Perhaps the main difference between “Star Trek” and “Star Wars” lies in their respective approaches to technology. “Star Trek” mostly tried to explain how their fantastic technology works, giving ships and machines a tactile quality; a Trekkie can figure out how to operate an L-CARS computer panel or adjust the Enterprise’s shields. There’s a practical element to Trek technology. In “Star Wars”, a ship works because it works. While there may be many technical manuals and expanded in-universe knowledge that explains how a Star Destroyer works, it is more important as a parameter. A Deep Starwoid might be able to tell all about the qualities of kyber crystals, but none of that is as significant as the dramatic impact of seeing a space wizard wield a laser sword.
When it comes to real-world inspirations for “Star Wars,” Lucas was candid, saying he preferred a dramatic, historical, or literary approach. Technology was incidental. He even admitted to not being very attentive in school. Lucas said:
“I’m not really a math and science guy. I spent most of my time in school daydreaming and managed to make a career out of it. When I was doing ‘Star Wars’, I didn’t I was limited by any kind of science. I just said, “I’m going to create a world that’s fun and interesting, that makes sense and feels like it has reality. And a lot of it comes from our literary history, our social history, like robots and so on. Some of it is based on mythological motifs, the politics is based on history. There’s a lot of cultural reality that’s not necessarily scientific but it’s more social.”
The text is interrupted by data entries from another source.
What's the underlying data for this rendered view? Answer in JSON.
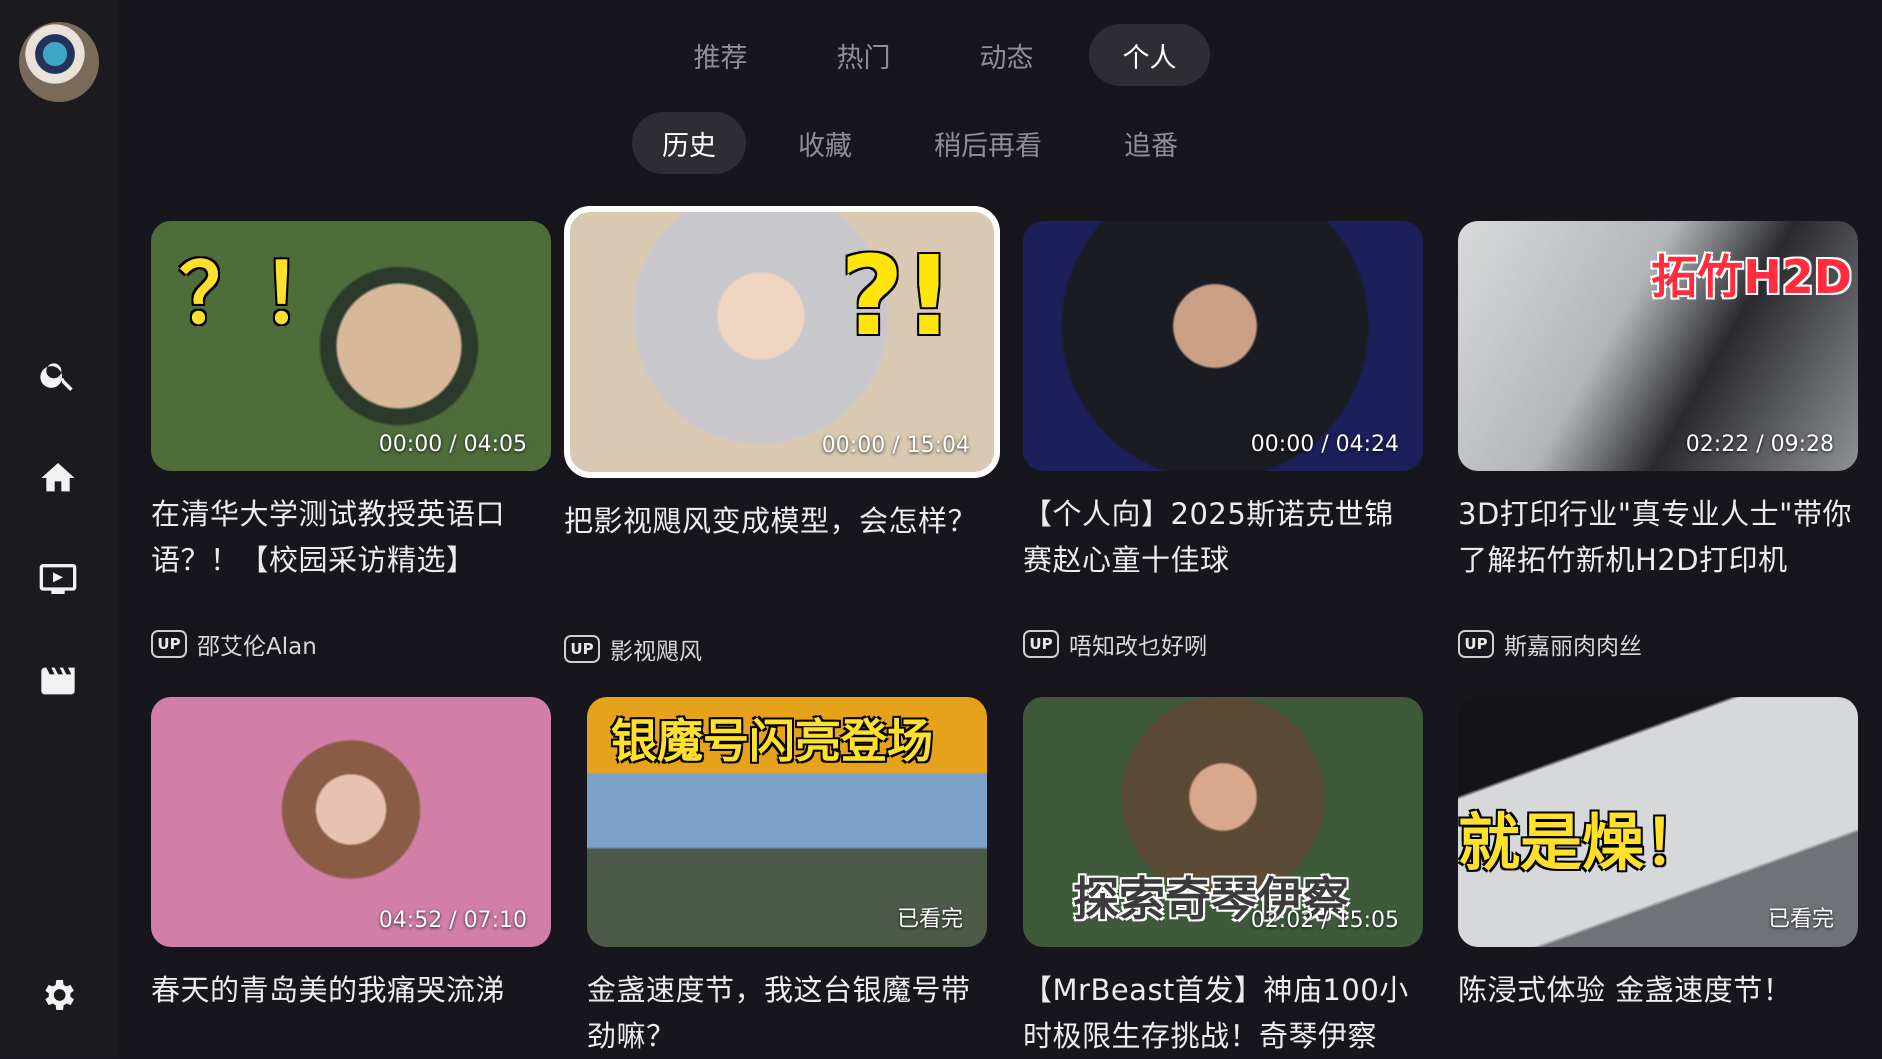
{
  "top_tabs": [
    "推荐",
    "热门",
    "动态",
    "个人"
  ],
  "top_tab_active": "个人",
  "sub_tabs": [
    "历史",
    "收藏",
    "稍后再看",
    "追番"
  ],
  "sub_tab_active": "历史",
  "sidebar": {
    "icons": [
      "search-icon",
      "home-icon",
      "tv-icon",
      "clapperboard-icon",
      "gear-icon"
    ]
  },
  "up_badge": "UP",
  "cards": [
    {
      "title": "在清华大学测试教授英语口语？！【校园采访精选】",
      "time": "00:00 / 04:05",
      "uploader": "邵艾伦Alan",
      "overlay": "？！"
    },
    {
      "title": "把影视飓风变成模型，会怎样？",
      "time": "00:00 / 15:04",
      "uploader": "影视飓风",
      "overlay": "?!"
    },
    {
      "title": "【个人向】2025斯诺克世锦赛赵心童十佳球",
      "time": "00:00 / 04:24",
      "uploader": "唔知改乜好咧",
      "overlay": ""
    },
    {
      "title": "3D打印行业\"真专业人士\"带你了解拓竹新机H2D打印机",
      "time": "02:22 / 09:28",
      "uploader": "斯嘉丽肉肉丝",
      "overlay": "拓竹H2D"
    },
    {
      "title": "春天的青岛美的我痛哭流涕",
      "time": "04:52 / 07:10",
      "uploader": "",
      "overlay": ""
    },
    {
      "title": "金盏速度节，我这台银魔号带劲嘛？",
      "time": "已看完",
      "uploader": "",
      "overlay": "银魔号闪亮登场"
    },
    {
      "title": "【MrBeast首发】神庙100小时极限生存挑战！奇琴伊察",
      "time": "02:02 / 15:05",
      "uploader": "",
      "overlay": "探索奇琴伊察"
    },
    {
      "title": "陈浸式体验 金盏速度节！",
      "time": "已看完",
      "uploader": "",
      "overlay": "就是燥！"
    }
  ]
}
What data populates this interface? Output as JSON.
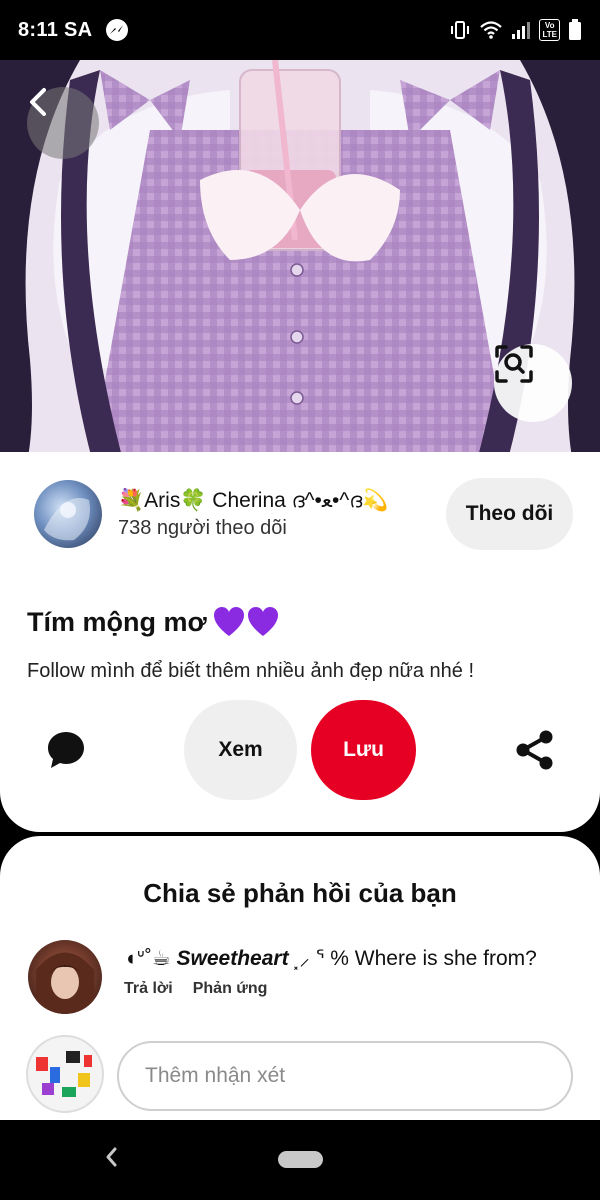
{
  "status_bar": {
    "time": "8:11 SA",
    "lte_top": "Vo",
    "lte_bottom": "LTE"
  },
  "icons": {
    "back": "chevron-left-icon",
    "visual_search": "visual-search-icon",
    "comment": "comment-bubble-icon",
    "share": "share-icon",
    "heart": "purple-heart-icon"
  },
  "creator": {
    "name": "💐Aris🍀 Cherina ദ^•ﻌ•^ദ💫",
    "followers": "738 người theo dõi",
    "follow_label": "Theo dõi"
  },
  "pin": {
    "title": "Tím mộng mơ",
    "description": "Follow mình để biết thêm nhiều ảnh đẹp nữa nhé !",
    "view_label": "Xem",
    "save_label": "Lưu"
  },
  "comments": {
    "title": "Chia sẻ phản hồi của bạn",
    "items": [
      {
        "prefix": "◖ᐡ˚☕",
        "author": "Sweetheart",
        "suffix": "⸼⸝ ᕐ %",
        "text": "Where is she from?",
        "reply_label": "Trả lời",
        "react_label": "Phản ứng"
      }
    ],
    "input_placeholder": "Thêm nhận xét"
  },
  "colors": {
    "save_red": "#e60023",
    "button_gray": "#efefef",
    "heart_purple": "#8a2be2"
  }
}
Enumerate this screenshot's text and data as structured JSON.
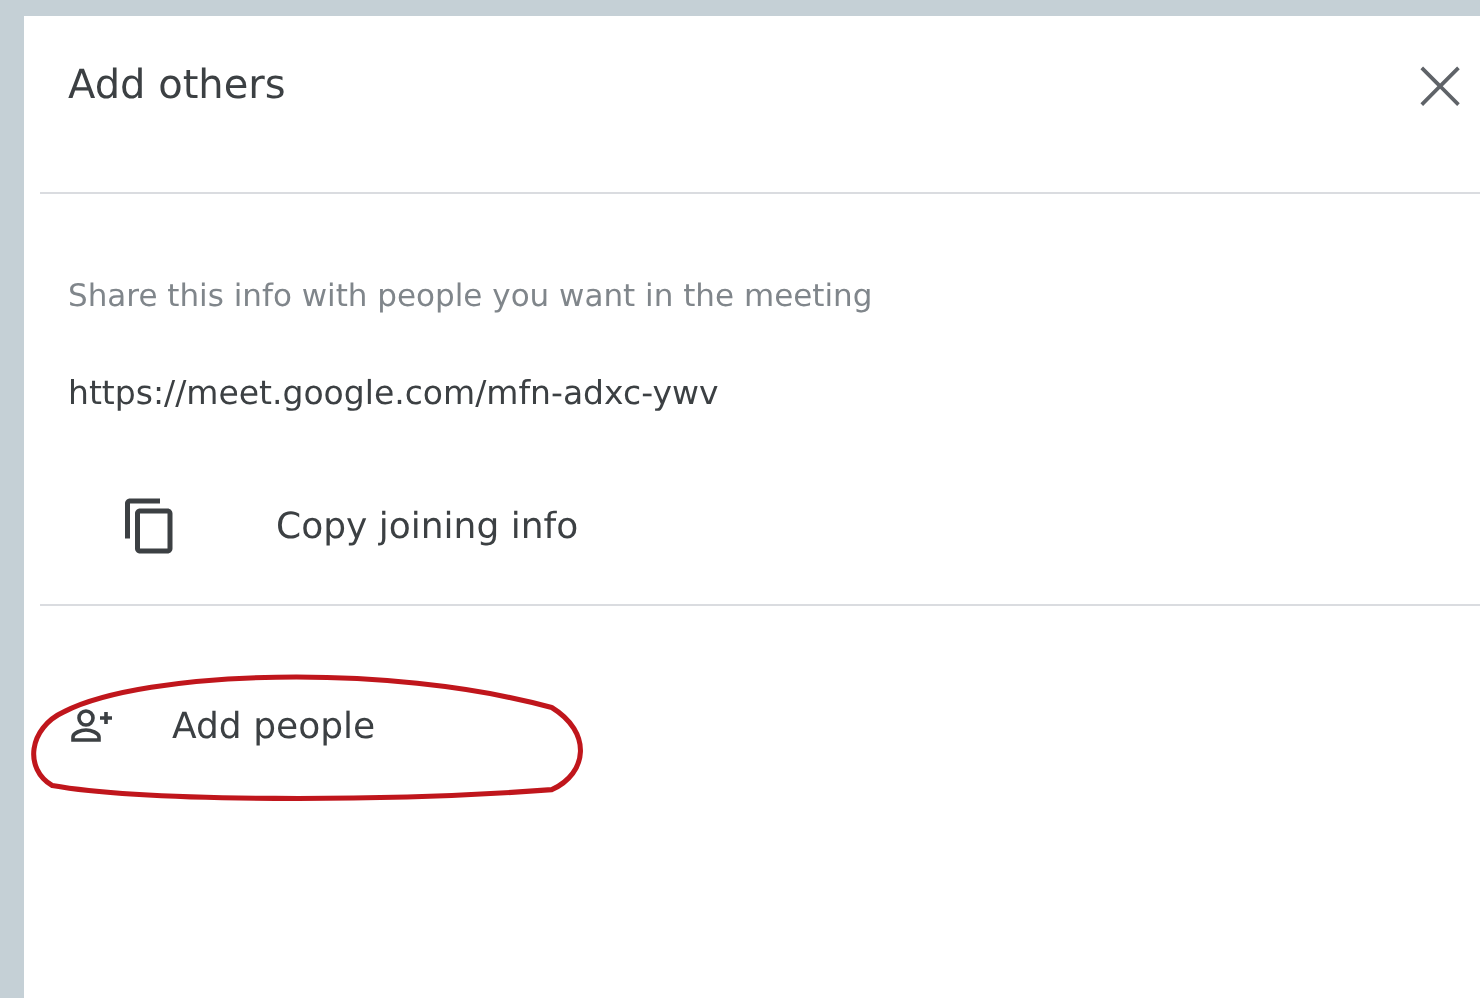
{
  "dialog": {
    "title": "Add others",
    "close_icon": "×"
  },
  "info": {
    "description": "Share this info with people you want in the meeting",
    "link": "https://meet.google.com/mfn-adxc-ywv"
  },
  "copy_button": {
    "label": "Copy joining info"
  },
  "add_people_button": {
    "label": "Add people",
    "circled": true
  }
}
How characters relate matters more than how their landspeeders work.